Given the importance of a full disclosure in bankruptcy, a debtor is barred from retaining title to, or seeking to recover, undisclosed assets that were never abandoned in the bankruptcy case. The Code provides that, “[u]nless the court orders otherwise, property of the estate that is not abandoned . . . and that is not administered in the case remains property of the estate.” 11 U.S.C. §554(d). By way of additional explanation, 11 U.S.C. §554(c) states, “[u]nless the court orders otherwise, any property scheduled under section 521(a)(1) of this title not otherwise administered at the time of the closing of a case is abandoned to the debtor….” Thus, where the property (asset) is not disclosed and, thus, not scheduled under section 521(a)(1), it cannot be subsequently abandoned under section 554(c) and, therefore, remains part of the bankruptcy estate after discharge. See, 11 U.S.C. §554(d). Accordingly, title to the non-disclosed property remains with the bankruptcy trustee and does not transfer back (via abandonment) to the debtor. See, First National Bank v. Lasater, 196 U.S. 115 (1905); Krank v. Utica Mutual Insurance Co., 109 B.R. 668, 669 (Bkrtcy. E.D. Pa. 1990).

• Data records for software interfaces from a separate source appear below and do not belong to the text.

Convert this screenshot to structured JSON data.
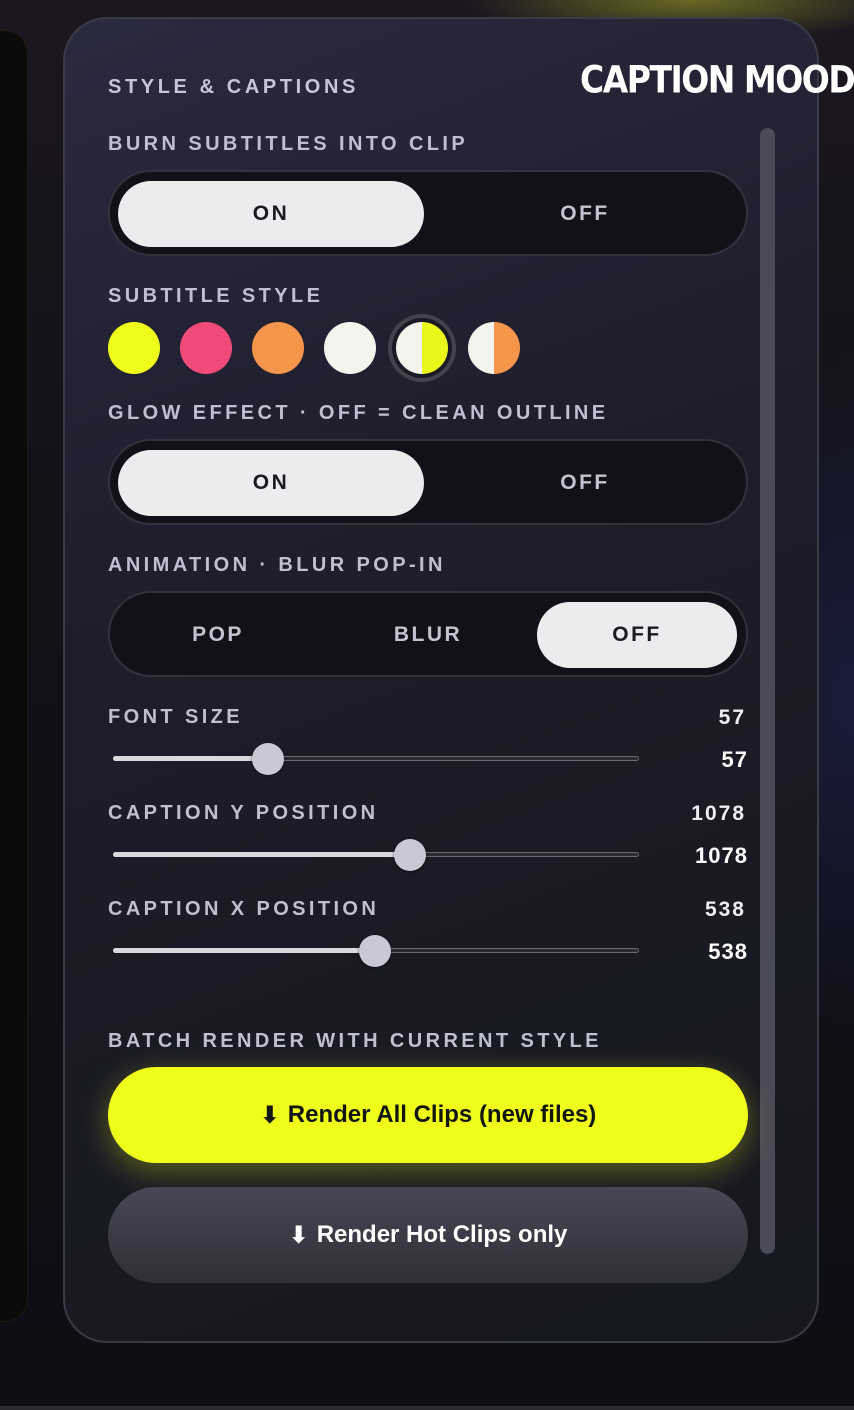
{
  "panel": {
    "title": "STYLE & CAPTIONS",
    "brand": "CAPTION MOOD"
  },
  "burn_subtitles": {
    "label": "BURN SUBTITLES INTO CLIP",
    "options": [
      "ON",
      "OFF"
    ],
    "selected": "ON"
  },
  "subtitle_style": {
    "label": "SUBTITLE STYLE",
    "swatches": [
      {
        "name": "yellow",
        "colors": [
          "#eefd1a"
        ]
      },
      {
        "name": "pink",
        "colors": [
          "#f04b78"
        ]
      },
      {
        "name": "orange",
        "colors": [
          "#f3954a"
        ]
      },
      {
        "name": "white",
        "colors": [
          "#f4f4ee"
        ]
      },
      {
        "name": "white-yellow",
        "colors": [
          "#f4f4ee",
          "#e8f81a"
        ],
        "selected": true
      },
      {
        "name": "white-orange",
        "colors": [
          "#f4f4ee",
          "#f3954a"
        ]
      }
    ]
  },
  "glow_effect": {
    "label": "GLOW EFFECT · OFF = CLEAN OUTLINE",
    "options": [
      "ON",
      "OFF"
    ],
    "selected": "ON"
  },
  "animation": {
    "label": "ANIMATION · BLUR POP-IN",
    "options": [
      "POP",
      "BLUR",
      "OFF"
    ],
    "selected": "OFF"
  },
  "font_size": {
    "label": "FONT SIZE",
    "value": "57",
    "input_value": "57",
    "fraction": 0.295
  },
  "caption_y": {
    "label": "CAPTION Y POSITION",
    "value": "1078",
    "input_value": "1078",
    "fraction": 0.565
  },
  "caption_x": {
    "label": "CAPTION X POSITION",
    "value": "538",
    "input_value": "538",
    "fraction": 0.498
  },
  "batch": {
    "label": "BATCH RENDER WITH CURRENT STYLE",
    "render_all": "Render All Clips (new files)",
    "render_hot": "Render Hot Clips only",
    "download_glyph": "⬇"
  },
  "colors": {
    "accent": "#eefd1a",
    "panel_bg": "#1f1e2c",
    "toggle_active": "#ececef"
  }
}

Stated plainly, where a plaintiff files for bankruptcy protection and does not disclose a civil cause of action that arose prior to bankruptcy discharge, the plaintiff becomes barred from pursuing the civil action following termination of the bankruptcy case (discharge). The practical effect of this operation of law is significant. Specifically, it provides an opportunity to dispose of a claim based on the plaintiff’s fraudulent conduct in a collateral bankruptcy proceeding. The claim could be worth $10,000 or $10 million – the plaintiff loses his or her right to pursue the civil action, regardless of its merit or potential value.

Several tactics are recommended in order to ensure that an opportunity to dispose of a claim, as described above, is not missed or overlooked. In investigating a claim, take a recorded statement and ask the plaintiff whether he has ever filed for bankruptcy protection and, if so, when. This line of questioning should also be pursued at the time of deposition. Further, all answers in this regard are verifiable via review of the applicable bankruptcy petition filing, docket and discharge order (each of which are public records and are available at a reasonable cost). In the event it is determined that a plaintiff failed to disclose an actual or potential civil claim in a bankruptcy filing resulting in a discharge subsequent to the civil date of loss, the plaintiff’s civil claim should be denied and defended on this basis.

*Nick is an associate in our Philadelphia, Pennsylvania, office. He can be contacted at 215.575.2742 or

Defense Digest, Vol. 19, No. 4, December 2013

Defense Digest is prepared by Marshall Dennehey Warner Coleman & Goggin to provide information on recent legal developments of interest to our readers. This publication is not intended to provide legal advice for a specific situation or to create an attorney-client relationship. Copyright © 2013 Marshall Dennehey Warner Coleman & Goggin, all rights reserved. This article may not be reprinted without the express written permission of our firm.